• Provided records:
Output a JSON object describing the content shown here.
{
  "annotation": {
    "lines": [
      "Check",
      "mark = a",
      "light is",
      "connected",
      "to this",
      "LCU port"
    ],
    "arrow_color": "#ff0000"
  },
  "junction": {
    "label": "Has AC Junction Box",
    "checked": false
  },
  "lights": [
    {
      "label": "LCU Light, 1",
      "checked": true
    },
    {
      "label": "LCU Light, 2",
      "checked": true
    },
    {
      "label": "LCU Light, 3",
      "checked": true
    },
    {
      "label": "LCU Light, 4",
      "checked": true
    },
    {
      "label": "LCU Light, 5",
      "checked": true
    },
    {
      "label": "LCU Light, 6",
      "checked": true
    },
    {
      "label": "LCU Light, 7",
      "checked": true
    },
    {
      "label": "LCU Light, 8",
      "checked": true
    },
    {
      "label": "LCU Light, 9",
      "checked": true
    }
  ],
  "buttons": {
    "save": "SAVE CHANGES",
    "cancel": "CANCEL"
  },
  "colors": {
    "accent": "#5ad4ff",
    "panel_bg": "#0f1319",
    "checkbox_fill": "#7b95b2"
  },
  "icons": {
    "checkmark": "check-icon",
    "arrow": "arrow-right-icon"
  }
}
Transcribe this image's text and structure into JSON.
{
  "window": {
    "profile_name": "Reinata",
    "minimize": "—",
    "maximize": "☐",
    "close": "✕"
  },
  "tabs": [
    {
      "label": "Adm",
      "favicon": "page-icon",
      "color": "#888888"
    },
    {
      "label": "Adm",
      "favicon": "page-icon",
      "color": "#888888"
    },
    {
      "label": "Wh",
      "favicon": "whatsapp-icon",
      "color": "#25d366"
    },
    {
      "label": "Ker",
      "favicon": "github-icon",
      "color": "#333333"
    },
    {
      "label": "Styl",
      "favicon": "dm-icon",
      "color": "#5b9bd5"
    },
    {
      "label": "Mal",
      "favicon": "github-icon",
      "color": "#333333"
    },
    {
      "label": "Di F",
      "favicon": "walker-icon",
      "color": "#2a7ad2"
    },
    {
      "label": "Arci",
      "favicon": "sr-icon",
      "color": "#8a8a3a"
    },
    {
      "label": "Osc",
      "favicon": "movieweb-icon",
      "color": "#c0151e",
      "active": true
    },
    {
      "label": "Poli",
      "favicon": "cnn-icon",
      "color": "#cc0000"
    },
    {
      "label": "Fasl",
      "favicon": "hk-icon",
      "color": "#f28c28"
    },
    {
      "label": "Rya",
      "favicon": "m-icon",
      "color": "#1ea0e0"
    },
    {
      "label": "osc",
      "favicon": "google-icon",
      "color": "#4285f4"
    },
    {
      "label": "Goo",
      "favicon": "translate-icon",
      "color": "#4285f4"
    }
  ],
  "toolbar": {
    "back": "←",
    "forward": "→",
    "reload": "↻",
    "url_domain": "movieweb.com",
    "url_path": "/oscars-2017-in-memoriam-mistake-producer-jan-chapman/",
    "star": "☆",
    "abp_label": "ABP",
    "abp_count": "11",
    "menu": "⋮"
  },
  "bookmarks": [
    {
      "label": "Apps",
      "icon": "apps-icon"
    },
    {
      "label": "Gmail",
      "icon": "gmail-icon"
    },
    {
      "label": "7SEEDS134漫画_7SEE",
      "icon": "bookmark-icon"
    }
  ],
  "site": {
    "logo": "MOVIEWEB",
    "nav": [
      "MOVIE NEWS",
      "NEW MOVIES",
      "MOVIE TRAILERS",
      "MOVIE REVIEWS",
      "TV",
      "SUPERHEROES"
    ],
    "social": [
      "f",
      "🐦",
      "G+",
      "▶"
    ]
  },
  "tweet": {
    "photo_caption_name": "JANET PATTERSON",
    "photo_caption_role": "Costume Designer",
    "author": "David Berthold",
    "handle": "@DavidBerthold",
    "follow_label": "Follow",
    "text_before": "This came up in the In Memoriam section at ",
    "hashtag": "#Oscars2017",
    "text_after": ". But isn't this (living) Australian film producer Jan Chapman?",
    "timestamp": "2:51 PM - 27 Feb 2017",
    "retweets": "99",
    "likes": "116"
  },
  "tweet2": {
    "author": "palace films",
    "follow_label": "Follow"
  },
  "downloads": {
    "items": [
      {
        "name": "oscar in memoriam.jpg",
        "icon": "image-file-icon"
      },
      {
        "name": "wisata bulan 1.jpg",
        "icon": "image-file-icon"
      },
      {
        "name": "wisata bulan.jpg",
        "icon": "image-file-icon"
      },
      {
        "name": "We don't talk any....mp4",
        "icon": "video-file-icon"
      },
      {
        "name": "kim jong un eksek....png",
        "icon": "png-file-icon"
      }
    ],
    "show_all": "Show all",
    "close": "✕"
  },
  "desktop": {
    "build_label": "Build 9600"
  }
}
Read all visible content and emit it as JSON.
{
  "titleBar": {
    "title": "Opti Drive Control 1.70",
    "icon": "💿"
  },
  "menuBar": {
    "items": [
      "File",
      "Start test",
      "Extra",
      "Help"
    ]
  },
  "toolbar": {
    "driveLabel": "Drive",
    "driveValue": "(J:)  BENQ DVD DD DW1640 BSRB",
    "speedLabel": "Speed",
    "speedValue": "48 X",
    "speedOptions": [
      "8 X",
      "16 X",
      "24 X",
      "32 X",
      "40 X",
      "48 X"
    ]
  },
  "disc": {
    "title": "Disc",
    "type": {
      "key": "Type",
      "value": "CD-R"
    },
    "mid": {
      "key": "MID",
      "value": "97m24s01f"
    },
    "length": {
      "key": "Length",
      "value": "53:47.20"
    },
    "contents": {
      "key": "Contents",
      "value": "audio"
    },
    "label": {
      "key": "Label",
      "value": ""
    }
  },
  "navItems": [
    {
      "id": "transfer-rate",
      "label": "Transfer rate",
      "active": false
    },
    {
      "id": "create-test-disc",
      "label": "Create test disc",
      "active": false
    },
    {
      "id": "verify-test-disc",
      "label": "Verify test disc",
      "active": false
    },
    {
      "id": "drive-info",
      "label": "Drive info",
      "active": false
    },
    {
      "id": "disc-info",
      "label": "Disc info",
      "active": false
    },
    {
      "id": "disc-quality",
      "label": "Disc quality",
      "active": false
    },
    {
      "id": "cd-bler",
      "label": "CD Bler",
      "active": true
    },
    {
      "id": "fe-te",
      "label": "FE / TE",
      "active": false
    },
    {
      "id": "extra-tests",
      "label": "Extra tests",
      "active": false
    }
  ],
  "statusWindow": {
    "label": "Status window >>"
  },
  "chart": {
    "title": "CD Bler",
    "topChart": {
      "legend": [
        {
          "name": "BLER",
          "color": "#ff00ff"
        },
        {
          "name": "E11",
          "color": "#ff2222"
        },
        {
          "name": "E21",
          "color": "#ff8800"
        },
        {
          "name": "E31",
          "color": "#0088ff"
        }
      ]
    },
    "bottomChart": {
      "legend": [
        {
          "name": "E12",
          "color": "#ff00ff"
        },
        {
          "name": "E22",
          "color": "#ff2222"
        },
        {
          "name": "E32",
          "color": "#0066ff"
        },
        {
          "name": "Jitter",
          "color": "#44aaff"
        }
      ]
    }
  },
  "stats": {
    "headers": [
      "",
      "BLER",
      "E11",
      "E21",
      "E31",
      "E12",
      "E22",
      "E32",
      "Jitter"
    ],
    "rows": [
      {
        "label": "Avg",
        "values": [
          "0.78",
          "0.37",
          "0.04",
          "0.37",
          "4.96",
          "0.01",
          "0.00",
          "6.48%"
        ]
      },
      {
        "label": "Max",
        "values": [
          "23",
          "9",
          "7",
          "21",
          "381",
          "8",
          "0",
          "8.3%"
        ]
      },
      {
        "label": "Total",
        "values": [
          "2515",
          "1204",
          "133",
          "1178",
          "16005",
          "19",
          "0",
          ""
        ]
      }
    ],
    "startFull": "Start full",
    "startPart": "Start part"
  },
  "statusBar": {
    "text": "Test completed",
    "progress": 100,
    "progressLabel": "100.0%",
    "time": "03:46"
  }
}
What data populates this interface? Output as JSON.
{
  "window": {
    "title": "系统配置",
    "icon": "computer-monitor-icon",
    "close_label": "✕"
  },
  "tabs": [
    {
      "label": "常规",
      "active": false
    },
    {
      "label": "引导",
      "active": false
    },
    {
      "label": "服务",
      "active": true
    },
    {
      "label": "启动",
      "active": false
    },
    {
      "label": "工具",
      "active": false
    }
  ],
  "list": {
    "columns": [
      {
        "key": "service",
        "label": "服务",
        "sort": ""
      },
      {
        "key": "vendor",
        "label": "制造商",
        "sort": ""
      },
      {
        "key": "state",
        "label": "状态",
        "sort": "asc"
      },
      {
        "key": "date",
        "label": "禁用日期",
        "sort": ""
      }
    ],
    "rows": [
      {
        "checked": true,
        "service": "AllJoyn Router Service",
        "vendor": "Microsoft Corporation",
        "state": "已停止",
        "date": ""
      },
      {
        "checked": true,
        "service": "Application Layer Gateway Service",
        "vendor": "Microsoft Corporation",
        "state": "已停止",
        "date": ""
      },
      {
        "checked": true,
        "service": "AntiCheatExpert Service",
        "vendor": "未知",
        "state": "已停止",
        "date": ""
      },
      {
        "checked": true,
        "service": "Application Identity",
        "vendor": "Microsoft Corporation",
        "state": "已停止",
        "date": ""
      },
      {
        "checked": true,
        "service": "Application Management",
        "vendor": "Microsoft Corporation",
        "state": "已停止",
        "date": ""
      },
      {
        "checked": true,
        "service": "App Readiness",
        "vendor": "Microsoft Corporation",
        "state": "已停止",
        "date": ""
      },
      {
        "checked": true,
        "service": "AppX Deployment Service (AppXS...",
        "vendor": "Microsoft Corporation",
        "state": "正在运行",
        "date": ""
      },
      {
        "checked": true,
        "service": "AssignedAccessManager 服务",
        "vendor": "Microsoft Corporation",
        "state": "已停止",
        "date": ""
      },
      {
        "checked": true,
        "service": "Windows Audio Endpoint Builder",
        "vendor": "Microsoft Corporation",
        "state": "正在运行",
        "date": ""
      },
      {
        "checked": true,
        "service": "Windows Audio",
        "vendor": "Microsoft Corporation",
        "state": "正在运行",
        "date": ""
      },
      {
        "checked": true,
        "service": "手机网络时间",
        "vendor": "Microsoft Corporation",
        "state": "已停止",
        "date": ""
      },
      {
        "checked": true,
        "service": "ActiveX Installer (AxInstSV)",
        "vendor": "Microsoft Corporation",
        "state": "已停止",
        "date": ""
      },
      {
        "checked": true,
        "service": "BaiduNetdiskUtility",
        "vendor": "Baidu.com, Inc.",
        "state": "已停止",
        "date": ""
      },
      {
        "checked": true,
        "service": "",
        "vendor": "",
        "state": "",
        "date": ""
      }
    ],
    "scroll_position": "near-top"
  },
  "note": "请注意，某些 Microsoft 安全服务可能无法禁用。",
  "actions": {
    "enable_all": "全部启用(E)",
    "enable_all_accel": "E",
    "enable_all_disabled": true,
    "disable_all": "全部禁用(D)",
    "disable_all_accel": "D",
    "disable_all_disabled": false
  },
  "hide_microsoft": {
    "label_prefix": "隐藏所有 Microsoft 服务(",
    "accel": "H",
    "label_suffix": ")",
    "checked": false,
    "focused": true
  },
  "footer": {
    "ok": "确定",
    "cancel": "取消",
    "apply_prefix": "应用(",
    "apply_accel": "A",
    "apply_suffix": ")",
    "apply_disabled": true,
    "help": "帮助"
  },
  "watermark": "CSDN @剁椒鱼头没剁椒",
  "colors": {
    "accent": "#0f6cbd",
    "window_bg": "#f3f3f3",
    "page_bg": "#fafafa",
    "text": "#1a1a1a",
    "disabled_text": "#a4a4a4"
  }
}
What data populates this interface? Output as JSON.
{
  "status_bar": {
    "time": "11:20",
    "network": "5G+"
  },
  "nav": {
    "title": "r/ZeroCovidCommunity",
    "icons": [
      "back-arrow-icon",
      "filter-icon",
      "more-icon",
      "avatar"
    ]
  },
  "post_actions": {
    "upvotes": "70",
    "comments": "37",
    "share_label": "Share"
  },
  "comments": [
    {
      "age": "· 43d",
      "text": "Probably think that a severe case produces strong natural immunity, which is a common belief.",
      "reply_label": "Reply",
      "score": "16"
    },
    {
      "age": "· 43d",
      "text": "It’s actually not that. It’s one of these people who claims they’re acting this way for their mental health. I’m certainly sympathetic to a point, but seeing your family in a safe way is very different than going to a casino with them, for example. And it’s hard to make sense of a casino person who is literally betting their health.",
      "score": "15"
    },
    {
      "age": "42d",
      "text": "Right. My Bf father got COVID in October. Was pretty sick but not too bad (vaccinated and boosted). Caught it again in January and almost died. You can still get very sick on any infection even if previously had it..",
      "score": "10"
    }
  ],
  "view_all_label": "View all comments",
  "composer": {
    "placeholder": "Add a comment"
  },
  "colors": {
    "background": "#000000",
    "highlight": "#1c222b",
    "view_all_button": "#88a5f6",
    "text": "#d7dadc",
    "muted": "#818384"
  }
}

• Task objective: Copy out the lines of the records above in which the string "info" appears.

• Expected answer:
      "id": "drive-info",
      "label": "Drive info",
      "id": "disc-info",
      "label": "Disc info",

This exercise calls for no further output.